The concurrent resolution (44 Stat. 1982) enacted by Congress on June 4, 1926 , with these words:
WHEREAS the 11th of November 1918, marked the cessation of the most destructive, sanguinary, and far reaching war in human annals and the resumption by the people of the United States of peaceful relations with other nations, which we hope may never again be served, and
WHEREAS it is fitting that the recurring anniversary of this date should be commemorated with thanksgiving and prayer and exercises designed to perpetuate peace through good will and mutual understanding between nations; and
WHEREAS the legislatures of twenty-seven of our States have already declared November 11 to be a legal holiday:

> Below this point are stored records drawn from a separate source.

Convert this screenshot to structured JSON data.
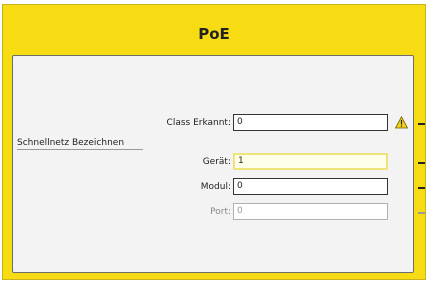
{
  "panel": {
    "title": "PoE"
  },
  "section": {
    "label": "Schnellnetz Bezeichnen"
  },
  "fields": {
    "class_detected": {
      "label": "Class Erkannt:",
      "value": "0"
    },
    "geraet": {
      "label": "Gerät:",
      "value": "1"
    },
    "modul": {
      "label": "Modul:",
      "value": "0"
    },
    "port": {
      "label": "Port:",
      "value": "0"
    }
  },
  "icons": {
    "warning": "warning-icon",
    "dash": "dash-icon"
  },
  "colors": {
    "panel_bg": "#f7dc13",
    "content_bg": "#f3f3f3",
    "warning": "#f1d21c"
  }
}
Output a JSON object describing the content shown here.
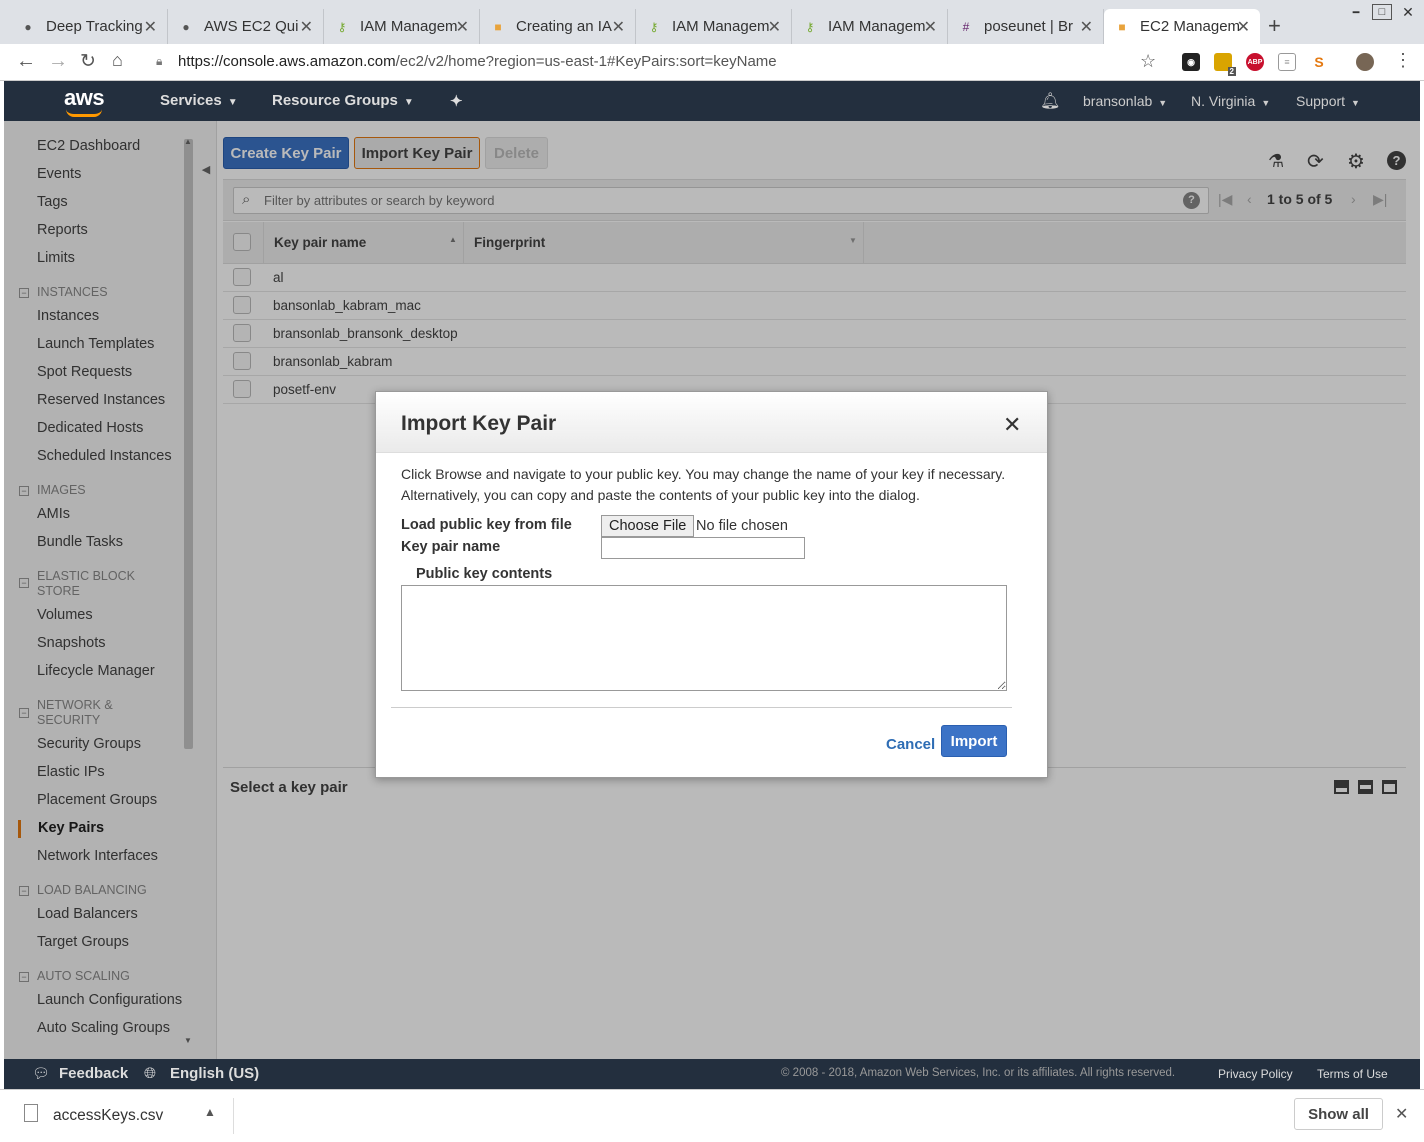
{
  "browser": {
    "tabs": [
      {
        "title": "Deep Tracking",
        "icon": "github-icon"
      },
      {
        "title": "AWS EC2 Qui",
        "icon": "github-icon"
      },
      {
        "title": "IAM Managem",
        "icon": "key-icon"
      },
      {
        "title": "Creating an IA",
        "icon": "aws-box-icon"
      },
      {
        "title": "IAM Managem",
        "icon": "key-icon"
      },
      {
        "title": "IAM Managem",
        "icon": "key-icon"
      },
      {
        "title": "poseunet | Br",
        "icon": "slack-icon"
      },
      {
        "title": "EC2 Managem",
        "icon": "aws-box-icon"
      }
    ],
    "url_prefix": "https://console.aws.amazon.com",
    "url_path": "/ec2/v2/home?region=us-east-1#KeyPairs:sort=keyName",
    "ext_badge": "2",
    "abp": "ABP"
  },
  "aws_nav": {
    "logo": "aws",
    "services": "Services",
    "resource_groups": "Resource Groups",
    "account": "bransonlab",
    "region": "N. Virginia",
    "support": "Support"
  },
  "sidebar": {
    "top": [
      "EC2 Dashboard",
      "Events",
      "Tags",
      "Reports",
      "Limits"
    ],
    "instances_header": "INSTANCES",
    "instances": [
      "Instances",
      "Launch Templates",
      "Spot Requests",
      "Reserved Instances",
      "Dedicated Hosts",
      "Scheduled Instances"
    ],
    "images_header": "IMAGES",
    "images": [
      "AMIs",
      "Bundle Tasks"
    ],
    "ebs_header_1": "ELASTIC BLOCK",
    "ebs_header_2": "STORE",
    "ebs": [
      "Volumes",
      "Snapshots",
      "Lifecycle Manager"
    ],
    "network_header_1": "NETWORK &",
    "network_header_2": "SECURITY",
    "network": [
      "Security Groups",
      "Elastic IPs",
      "Placement Groups",
      "Key Pairs",
      "Network Interfaces"
    ],
    "lb_header": "LOAD BALANCING",
    "lb": [
      "Load Balancers",
      "Target Groups"
    ],
    "as_header": "AUTO SCALING",
    "as": [
      "Launch Configurations",
      "Auto Scaling Groups"
    ]
  },
  "toolbar": {
    "create": "Create Key Pair",
    "import": "Import Key Pair",
    "delete": "Delete"
  },
  "filter": {
    "placeholder": "Filter by attributes or search by keyword",
    "help": "?",
    "pager": "1 to 5 of 5"
  },
  "table": {
    "col_name": "Key pair name",
    "col_fingerprint": "Fingerprint",
    "rows": [
      "al",
      "bansonlab_kabram_mac",
      "bransonlab_bransonk_desktop",
      "bransonlab_kabram",
      "posetf-env"
    ]
  },
  "detail": {
    "title": "Select a key pair"
  },
  "modal": {
    "title": "Import Key Pair",
    "description": "Click Browse and navigate to your public key. You may change the name of your key if necessary. Alternatively, you can copy and paste the contents of your public key into the dialog.",
    "load_label": "Load public key from file",
    "choose_file": "Choose File",
    "no_file": "No file chosen",
    "name_label": "Key pair name",
    "name_value": "",
    "contents_label": "Public key contents",
    "contents_value": "",
    "cancel": "Cancel",
    "import": "Import"
  },
  "footer": {
    "feedback": "Feedback",
    "language": "English (US)",
    "copyright": "© 2008 - 2018, Amazon Web Services, Inc. or its affiliates. All rights reserved.",
    "privacy": "Privacy Policy",
    "terms": "Terms of Use"
  },
  "downloads": {
    "file": "accessKeys.csv",
    "show_all": "Show all"
  },
  "colors": {
    "aws_nav": "#232f3e",
    "primary_button": "#3c73c6",
    "active_accent": "#e47911"
  }
}
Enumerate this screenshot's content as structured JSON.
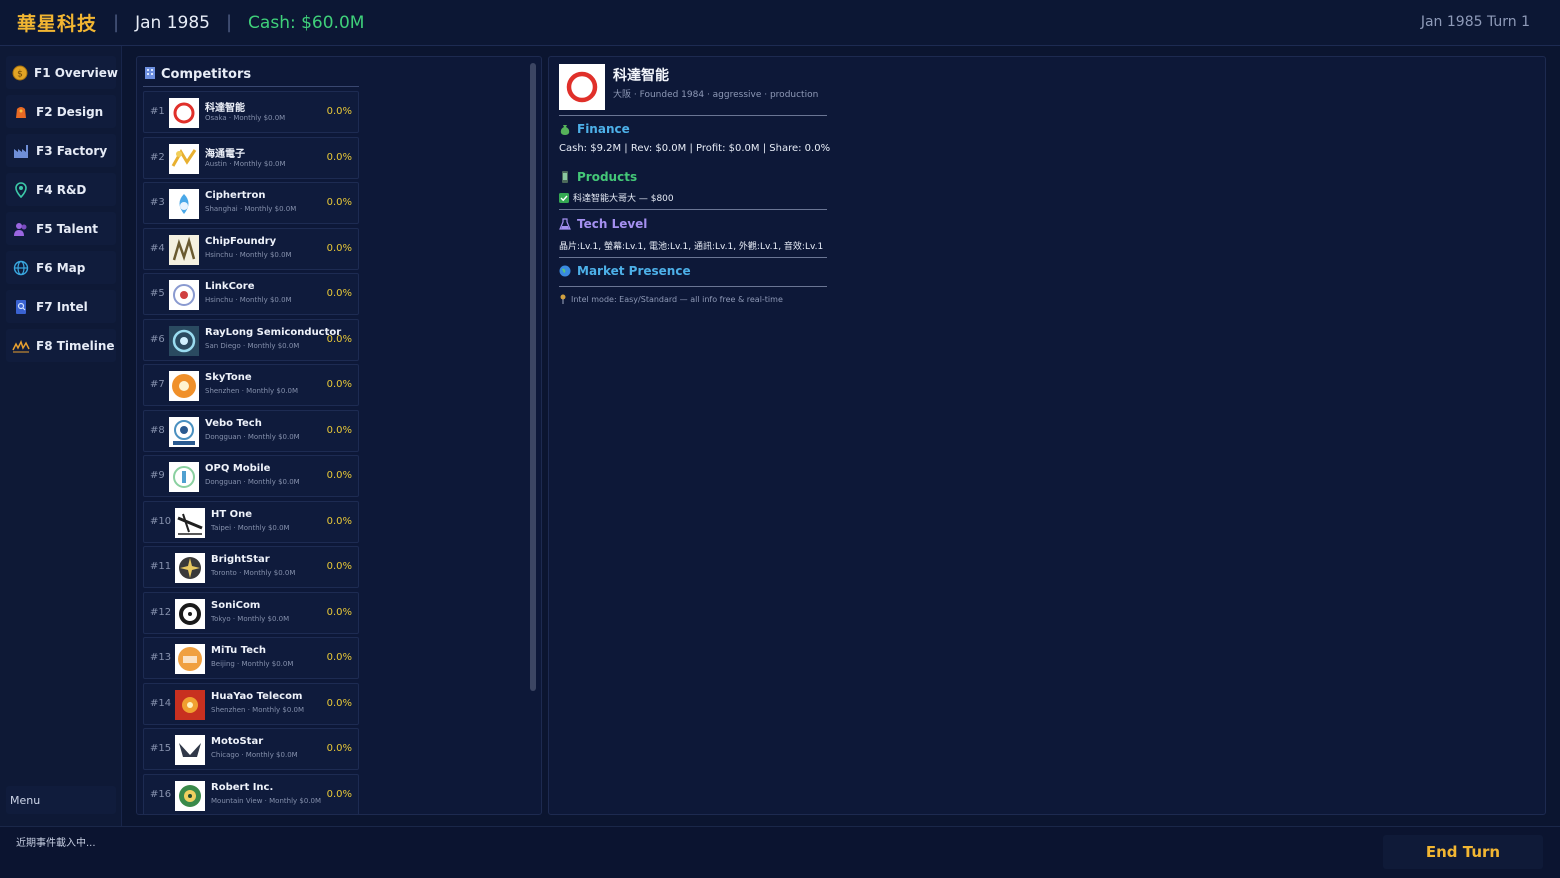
{
  "topbar": {
    "company": "華星科技",
    "date": "Jan 1985",
    "cash": "Cash: $60.0M",
    "turn": "Jan 1985 Turn 1"
  },
  "sidebar": {
    "items": [
      {
        "label": "F1 Overview",
        "icon": "coin-icon"
      },
      {
        "label": "F2 Design",
        "icon": "palette-icon"
      },
      {
        "label": "F3 Factory",
        "icon": "factory-icon"
      },
      {
        "label": "F4 R&D",
        "icon": "pin-icon"
      },
      {
        "label": "F5 Talent",
        "icon": "people-icon"
      },
      {
        "label": "F6 Map",
        "icon": "globe-icon"
      },
      {
        "label": "F7 Intel",
        "icon": "document-icon"
      },
      {
        "label": "F8 Timeline",
        "icon": "timeline-icon"
      }
    ],
    "menu": "Menu"
  },
  "competitors": {
    "title": "Competitors",
    "rows": [
      {
        "rank": "#1",
        "name": "科達智能",
        "sub": "Osaka · Monthly $0.0M",
        "share": "0.0%"
      },
      {
        "rank": "#2",
        "name": "海通電子",
        "sub": "Austin · Monthly $0.0M",
        "share": "0.0%"
      },
      {
        "rank": "#3",
        "name": "Ciphertron",
        "sub": "Shanghai · Monthly $0.0M",
        "share": "0.0%"
      },
      {
        "rank": "#4",
        "name": "ChipFoundry",
        "sub": "Hsinchu · Monthly $0.0M",
        "share": "0.0%"
      },
      {
        "rank": "#5",
        "name": "LinkCore",
        "sub": "Hsinchu · Monthly $0.0M",
        "share": "0.0%"
      },
      {
        "rank": "#6",
        "name": "RayLong Semiconductor",
        "sub": "San Diego · Monthly $0.0M",
        "share": "0.0%"
      },
      {
        "rank": "#7",
        "name": "SkyTone",
        "sub": "Shenzhen · Monthly $0.0M",
        "share": "0.0%"
      },
      {
        "rank": "#8",
        "name": "Vebo Tech",
        "sub": "Dongguan · Monthly $0.0M",
        "share": "0.0%"
      },
      {
        "rank": "#9",
        "name": "OPQ Mobile",
        "sub": "Dongguan · Monthly $0.0M",
        "share": "0.0%"
      },
      {
        "rank": "#10",
        "name": "HT One",
        "sub": "Taipei · Monthly $0.0M",
        "share": "0.0%"
      },
      {
        "rank": "#11",
        "name": "BrightStar",
        "sub": "Toronto · Monthly $0.0M",
        "share": "0.0%"
      },
      {
        "rank": "#12",
        "name": "SoniCom",
        "sub": "Tokyo · Monthly $0.0M",
        "share": "0.0%"
      },
      {
        "rank": "#13",
        "name": "MiTu Tech",
        "sub": "Beijing · Monthly $0.0M",
        "share": "0.0%"
      },
      {
        "rank": "#14",
        "name": "HuaYao Telecom",
        "sub": "Shenzhen · Monthly $0.0M",
        "share": "0.0%"
      },
      {
        "rank": "#15",
        "name": "MotoStar",
        "sub": "Chicago · Monthly $0.0M",
        "share": "0.0%"
      },
      {
        "rank": "#16",
        "name": "Robert Inc.",
        "sub": "Mountain View · Monthly $0.0M",
        "share": "0.0%"
      }
    ]
  },
  "detail": {
    "name": "科達智能",
    "meta": "大阪 · Founded 1984 · aggressive · production",
    "finance_title": "Finance",
    "finance_text": "Cash: $9.2M  |  Rev: $0.0M  |  Profit: $0.0M  |  Share: 0.0%",
    "products_title": "Products",
    "product_item": "科達智能大哥大 — $800",
    "tech_title": "Tech Level",
    "tech_text": "晶片:Lv.1, 螢幕:Lv.1, 電池:Lv.1, 通訊:Lv.1, 外觀:Lv.1, 音效:Lv.1",
    "market_title": "Market Presence",
    "intel_note": "Intel mode: Easy/Standard — all info free & real-time"
  },
  "bottombar": {
    "news": "近期事件載入中...",
    "end_turn": "End Turn"
  },
  "colors": {
    "accent_gold": "#f2b632",
    "cash_green": "#3fd07a",
    "share_yellow": "#e8c838",
    "section_blue": "#4db0e8",
    "section_green": "#44c878",
    "section_purple": "#a490f0"
  }
}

Therefore be it Resolved by the Senate (the House of Representatives concurring), That the President of the United States is requested to issue a proclamation calling upon the officials to display the flag of the United States on all Government buildings on November 11 and inviting the people of the United States to observe the day in schools and churches, or other suitable places, with appropriate ceremonies of friendly relations with all other peoples.
An Act (52 Stat. 351; 5 U.S. Code, Sec. 87a) approved on May 13, 1938 , made the 11th of November in each year a legal holiday. A day to be dedicated to the cause of world peace and to be hereafter celebrated and known as Armistice Day.
Armistice Day was primarily a day set aside to honor veterans of World War I, but in 1954, with the sacrifices of World War II and Korea still fresh in the nation's memory the 83rd Congress, at the urging of the veterans' service organizations, amended the Act of 1938. With the approval of this legislation (Public Law 380 on June 1, 1954), November 11th became a day to honor American veterans of all wars. On October 8th, 1954 , President Dwight D. Eisenhower issued the first Veterans Day Proclamation officially changing the name of the holiday from Armistice Day to Veterans Day.
The Uniforms Holiday Bill (Public Law 90-363 (82 Stat. 250)) was signed on June 28, 1968, and was intended to ensure three-day weekends for Federal employees by celebrating four national holidays on Mondays. These holidays were Washington's Birthday, Memorial Day, Veteran's Day, and Columbus Day. It was thought that these extended weekends would encourage travel, recreational and cultural activities and stimulate greater industrial and commercial production. The first Veterans Day under the new law was observed with much confusion on October 25, 1971 .
It quickly became apparent that the commemoration of Veterans Day was a matter of historic and patriotic significance to a great number of our citizens. On September 20th, 1975, President Gerald R. Ford signed Public Law 94-97 (89 Stat. 479) which returned the annual observance of Veteran's Day to its original date of November 11th. The celebration of Veterans Day was returned to November 11th, beginning in 1978, and has remained there since.
Perhaps the wisdom of The Uniforms Holiday Bill might be questioned today. Have the citizenry lost the intent of a three-day weekend for remembrance to look solely as time off paying little observance to the holiday at hand.
The observance of Veteran's Day helps preserve in the hearts and lives of all American citizens the spirit of patriotism, the love of country, and the willingness to serve and sacrifice for the common good. Its observance on November 11thestablished a valuable tradition of paying honor, dignity and appreciation to all of our Veterans and Nation, who gave so gallantly that our Great Nation might remain free.
Les Whittle, 11/09/03